The logical next step was to form real groups where people could openly discuss the things they were already talking about, to leadership.
The Importance Of Diversity And Inclusion
There are a host of statistics out there that essentially say the same thing: diversity in your company is beneficial to your bottom line. Take these for example:
- Companies that report above average diversity on management teams report innovation revenue that was 19% higher than companies with below average diversity in leadership.
- 67% of respondents to a Glassdoor survey reported saying that workforce diversity is important to them when considering employers and job offers.
Yet GIDI and other D&I groups aren’t formed because it’s good for profit. Rather, they’re formed because it’s beneficial to the people that make up each business. The rest of the perks (such as reduced employee turnover and increased productivity), are simply the cherry on top.
GIDI was extremely impactful and beneficial to ZoomInfo employees, like Trailblazer Josh Compton. “I thought if there was a way for me to find my footing and just help others out and help them out with stuff that I figured out while working here and just being your authentic self while you’re at work, I thought it was a good idea,” says Compton.
Another benefit of having groups likeGIDI at your company is that it attracts people who want to work in a place where they can actually excel and succeed.
Trailblazer and member of Zoom In Color, Cam Johnson, ZoomInfo’s employee resource group for Black professionals, reflects on why GIDI and D&I are important to him.
“One of the new people on my team, when we were going through the interview process said it’s refreshing to see a sales leader who looks like me, and I want to be in your shoes someday,” explains Johnson.
“And the reason I’m going with ZoomInfo and I want to work with you is not only because you have a great product, it’s not only because you’re about to IPO, it’s because I see someone that looks like me being successful. And I haven’t seen that at any of the four tech companies I worked for.”
Why We Have GIDI, And Why You Should, Too
GIDI happened organically, and entirely through the efforts of employees who had an idea and decided to make it happen.
While this isn’t the case for all companies, we hope it can provide a framework for others.
We know the positive impact and have seen it first hand. Josh Compton reflected on what it felt like to have their first GIDI event.
“We had our first ever Diversity Day last June. That was the first big goal, to officially launch GIDI and all the ERGs. So, we had the launch of it last June, and we had a really cool event where we had set up tables outside so the employees could actually come outside,” explains Compton.
“And then, within the next two months, the previous head of GIDI had traveled to the other two offices, so Waltham, Bethesda, and Philly, and hosted their own Diversity Days, a smaller event where she had ordered cupcakes and stuff like that, and those were given out and shown to just everyone. And then just from there, GIDI just took off.”
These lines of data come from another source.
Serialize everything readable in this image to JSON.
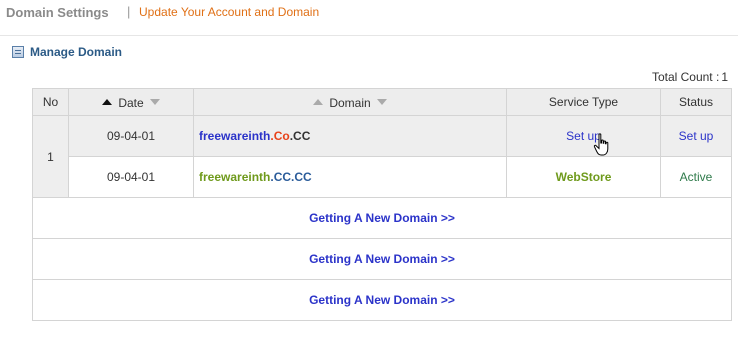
{
  "header": {
    "title": "Domain Settings",
    "separator": "|",
    "subtitle": "Update Your Account and Domain"
  },
  "section": {
    "label": "Manage Domain"
  },
  "total": {
    "label": "Total Count :",
    "value": "1"
  },
  "table": {
    "headers": {
      "no": "No",
      "date": "Date",
      "domain": "Domain",
      "service_type": "Service Type",
      "status": "Status"
    },
    "group_no": "1",
    "rows": [
      {
        "date": "09-04-01",
        "domain_parts": [
          "freewareinth",
          ".Co",
          ".CC"
        ],
        "service_type": "Set up",
        "status": "Set up"
      },
      {
        "date": "09-04-01",
        "domain_parts": [
          "freewareinth",
          ".CC",
          ".CC"
        ],
        "service_type": "WebStore",
        "status": "Active"
      }
    ],
    "new_domain_links": [
      "Getting A New Domain >>",
      "Getting A New Domain >>",
      "Getting A New Domain >>"
    ]
  },
  "colors": {
    "accent_orange": "#e07016",
    "link_blue": "#2b33c9",
    "domain_red": "#e8421a",
    "domain_green": "#6f9a1c",
    "status_green": "#2e7a4a"
  },
  "icons": {
    "section_icon": "list-box-icon",
    "sort_up": "arrow-up-icon",
    "sort_down": "arrow-down-icon",
    "cursor": "hand-pointer-icon"
  }
}
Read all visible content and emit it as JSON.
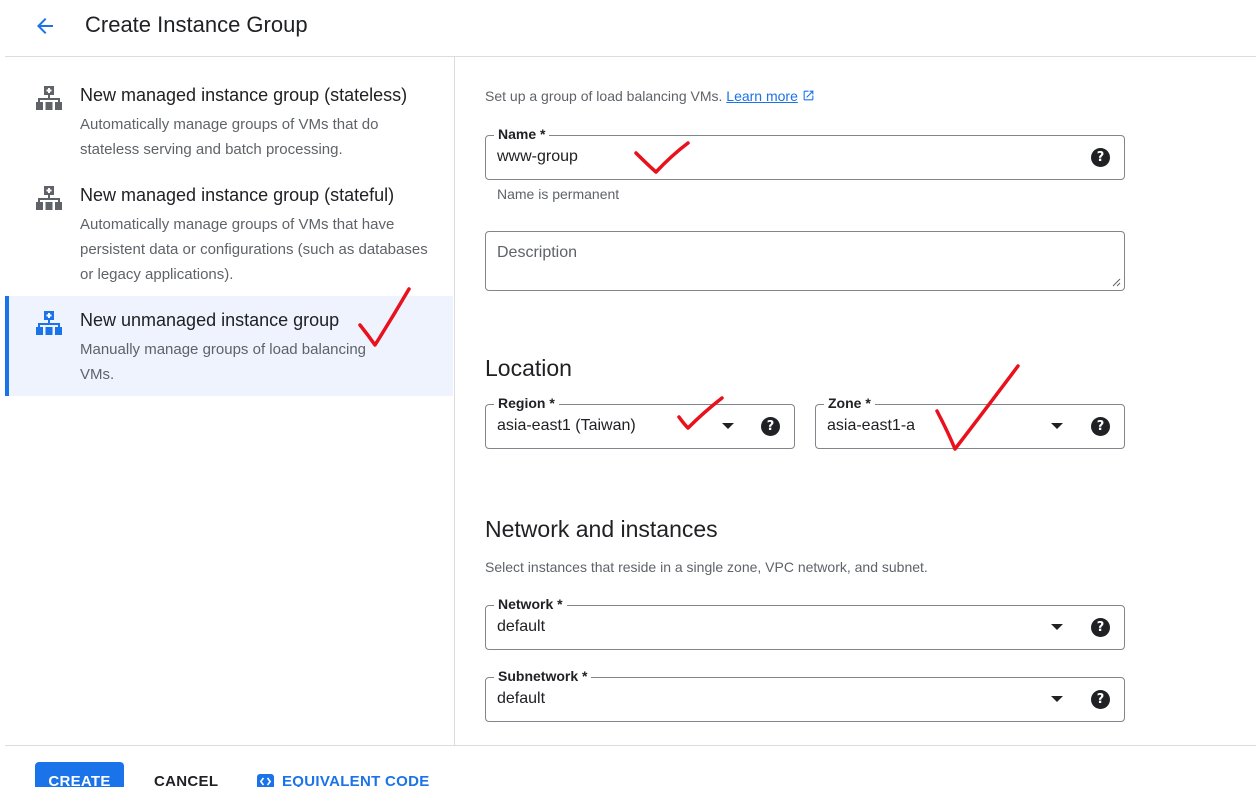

GIDI went from just an idea, to a group at ZoomInfo that now has over 300 hundred employees actively involved.
If you get nothing else out of this origin story, walk away from it knowing that all it takes is a passion for inclusivity, and a willingness to learn , no matter what.